Laura went full-time with the online baby store initially almost six years ago but it has only been the successful re-launch of the business this summer that she feels she is truly where she needs to be at.
"The concept of the business grew out of being able to balance working with raising my children. I wanted to spend more time with them and this scenario allowed me the flexibility and enabled me to make the most of the time with them while they were small," she said.
But shortly after the birth of her second son, Dan, Laura got a call "out-of-the-blue" offering her a part-time marketing job. It sounded ideal: working from home, deciding her own hours - and, what many new business owners miss most, regular income.
"At the start it was great. I managed to juggle a four month old baby (who was still breastfeeding) the marketing role and running the business; but over time the goal posts changed. The marketing role became more demanding; I was required to work more hours and to be in the office - it was becoming a full-time role.
"I was trying to have it all and be everything to everyone. I was trying to be the mother who drops and collects her kids, the wife, the businesswoman, the marketing manager and there was no room left for me. I was under severe pressure and suffering very badly with stress and anxiety."
Soon, the very reason that Laura gave up her full-time job became lost in the milieu. She felt that she "failed" her children by missing out on time spent with them while she was working and they "spent their summers in creche and summer camps".

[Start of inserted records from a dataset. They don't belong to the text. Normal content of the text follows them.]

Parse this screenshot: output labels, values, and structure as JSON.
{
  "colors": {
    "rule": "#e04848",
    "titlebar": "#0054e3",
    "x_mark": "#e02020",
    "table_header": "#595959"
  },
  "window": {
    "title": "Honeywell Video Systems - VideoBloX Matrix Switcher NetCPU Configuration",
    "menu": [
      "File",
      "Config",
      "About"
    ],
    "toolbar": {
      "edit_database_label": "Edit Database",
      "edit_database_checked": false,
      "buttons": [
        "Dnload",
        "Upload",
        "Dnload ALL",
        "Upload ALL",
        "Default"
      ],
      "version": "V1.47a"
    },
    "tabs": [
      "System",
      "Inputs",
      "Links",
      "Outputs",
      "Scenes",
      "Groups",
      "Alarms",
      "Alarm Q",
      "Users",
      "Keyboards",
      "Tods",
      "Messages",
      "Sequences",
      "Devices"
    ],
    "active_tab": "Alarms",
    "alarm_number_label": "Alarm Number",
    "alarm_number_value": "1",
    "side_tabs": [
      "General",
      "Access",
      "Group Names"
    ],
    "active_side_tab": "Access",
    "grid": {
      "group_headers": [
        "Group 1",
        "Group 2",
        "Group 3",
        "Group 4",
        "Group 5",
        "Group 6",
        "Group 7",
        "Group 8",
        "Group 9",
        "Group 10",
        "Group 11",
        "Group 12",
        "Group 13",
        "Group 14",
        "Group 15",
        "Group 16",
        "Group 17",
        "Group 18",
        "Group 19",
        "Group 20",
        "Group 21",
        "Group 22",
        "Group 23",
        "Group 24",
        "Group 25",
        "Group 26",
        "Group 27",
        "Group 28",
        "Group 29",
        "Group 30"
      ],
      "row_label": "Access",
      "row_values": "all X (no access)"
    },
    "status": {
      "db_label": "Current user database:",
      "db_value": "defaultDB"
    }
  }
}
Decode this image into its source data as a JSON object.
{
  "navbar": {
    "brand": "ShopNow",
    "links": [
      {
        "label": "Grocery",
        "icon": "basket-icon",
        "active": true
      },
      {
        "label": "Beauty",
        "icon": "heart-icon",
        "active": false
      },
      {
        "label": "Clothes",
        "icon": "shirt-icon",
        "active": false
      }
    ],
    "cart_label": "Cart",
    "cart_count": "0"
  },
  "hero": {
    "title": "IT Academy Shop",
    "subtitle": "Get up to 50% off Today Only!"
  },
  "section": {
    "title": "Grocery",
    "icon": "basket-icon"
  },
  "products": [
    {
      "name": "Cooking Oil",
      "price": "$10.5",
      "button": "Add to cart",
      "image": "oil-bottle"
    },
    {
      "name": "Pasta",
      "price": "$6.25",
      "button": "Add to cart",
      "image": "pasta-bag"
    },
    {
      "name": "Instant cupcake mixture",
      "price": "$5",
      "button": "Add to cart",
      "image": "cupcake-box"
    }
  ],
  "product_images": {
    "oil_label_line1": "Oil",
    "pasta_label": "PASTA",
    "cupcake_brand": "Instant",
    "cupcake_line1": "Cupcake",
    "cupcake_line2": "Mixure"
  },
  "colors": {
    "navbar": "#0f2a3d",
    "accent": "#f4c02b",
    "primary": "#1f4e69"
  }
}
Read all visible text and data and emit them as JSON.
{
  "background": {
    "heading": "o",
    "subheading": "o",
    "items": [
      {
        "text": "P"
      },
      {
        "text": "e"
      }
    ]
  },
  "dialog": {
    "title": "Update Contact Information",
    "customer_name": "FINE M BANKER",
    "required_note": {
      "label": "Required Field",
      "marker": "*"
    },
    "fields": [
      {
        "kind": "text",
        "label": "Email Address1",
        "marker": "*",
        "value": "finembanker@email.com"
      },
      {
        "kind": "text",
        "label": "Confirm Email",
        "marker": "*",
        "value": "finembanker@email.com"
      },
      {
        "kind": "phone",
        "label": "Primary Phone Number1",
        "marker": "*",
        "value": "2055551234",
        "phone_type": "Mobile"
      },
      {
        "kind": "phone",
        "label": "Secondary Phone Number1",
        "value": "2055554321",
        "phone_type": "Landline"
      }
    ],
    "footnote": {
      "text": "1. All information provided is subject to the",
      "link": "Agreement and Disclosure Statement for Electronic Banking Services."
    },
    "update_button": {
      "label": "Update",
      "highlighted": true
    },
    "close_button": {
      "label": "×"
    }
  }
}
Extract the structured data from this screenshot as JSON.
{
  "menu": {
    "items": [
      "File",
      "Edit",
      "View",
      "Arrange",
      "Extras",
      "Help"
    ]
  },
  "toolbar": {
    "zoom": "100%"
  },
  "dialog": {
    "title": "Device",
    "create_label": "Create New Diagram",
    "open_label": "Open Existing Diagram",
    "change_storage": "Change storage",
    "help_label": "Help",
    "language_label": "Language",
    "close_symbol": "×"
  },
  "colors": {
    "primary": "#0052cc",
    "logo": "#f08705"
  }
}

"They had been my inspiration to set up the business; the main reason so that I could work the business around them and be there for them. I had lost sight of that," she said.
"I made the decision to give up the marketing role and focus my energies on my family and the business."
With a fresh new look, a new handpicked product range that "we have tried, tested and loved", Laura finally feels that she has reached a point where she has successfully combined her family and her business
"Both myself and my husband Paddy are very involved in the business. We have completely restructured the business and it is now an online baby and nursery store.
"It’s a family business and one thing we understand is families and that is why we have handpicked a product range that makes life a little easier. We only chose products that we would use ourselves or have used ourselves for our boys."